As tensions with U.S. rise, Iran's Revolutionary Guard says it held Persian Gulf drills


Iran’s Revolutionary Guard confirmed Sunday it has held war games in the Persian Gulf over the past several days, saying they were aimed at “confronting possible threats” by enemies, state news agency IRNA reported.

U.S. officials said Thursday that the United States believed Iran had started carrying out naval exercises in the gulf, apparently moving up the timing of annual drills amid heightened tensions with Washington.

“This exercise was conducted with the aim of controlling and safeguarding the safety of the international waterway and within the framework of the program of the Guard’s annual military exercises,” Guard spokesman Ramezan Sharif said, according to IRNA.

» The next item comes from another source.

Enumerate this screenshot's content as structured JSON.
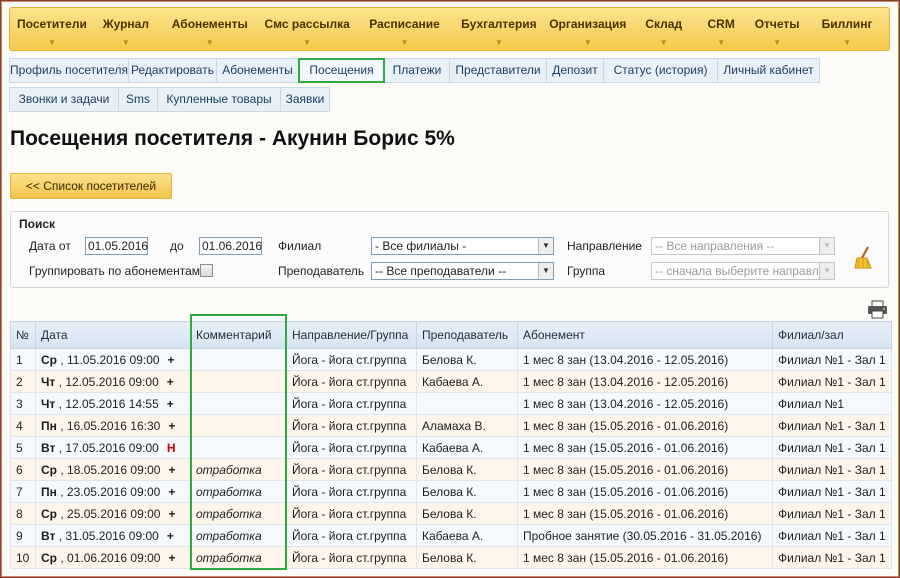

The U.S. military’s Central Command on Wednesday confirmed it has seen increased Iranian naval activity. The activity extended to the Strait of Hormuz, a strategic waterway for oil shipments the Revolutionary Guard have threatened to block.

Guard commander Mohammad Ali Jafari “expressed satisfaction over the successful conduct of the Guard’s naval exercise, emphasizing the need to maintain and enhance defense readiness and the security of the gulf and the Strait of Hormuz and to confront threats and potential adventurous acts of enemies,” IRNA quoted Sharif as saying.

One U.S. official, speaking on condition of anonymity, said possibly more than 100 vessels were involved in the drills, including small boats.

U.S. officials said the drills appeared designed to send a message to Washington, which is intensifying its economic and diplomatic pressure on Tehran but so far stopping short of using the U.S. military to more aggressively counter Iran and its proxies.

Iran has been furious over U.S. President Donald Trump’s decision to pull out of an international agreement on Iran’s nuclear program and re-impose sanctions on Tehran. Senior Iranian officials have warned the country will not easily yield to a renewed U.S. campaign to strangle Iran’s vital oil exports.

But Iran did not appear interested in drawing attention to the drills. Iranian authorities had not commented on them earlier and several officials contacted recently declined to comment.

Last month, Iranian Supreme Leader Ayatollah Ali Khamenei backed President Hassan Rouhani’s suggestion that Iran may block gulf oil exports if its own exports are stopped.

Rouhani’s apparent threat earlier in July to disrupt oil shipments from neighboring countries came in reaction to the looming U.S. sanctions and efforts by Washington to force all countries to stop buying Iranian oil.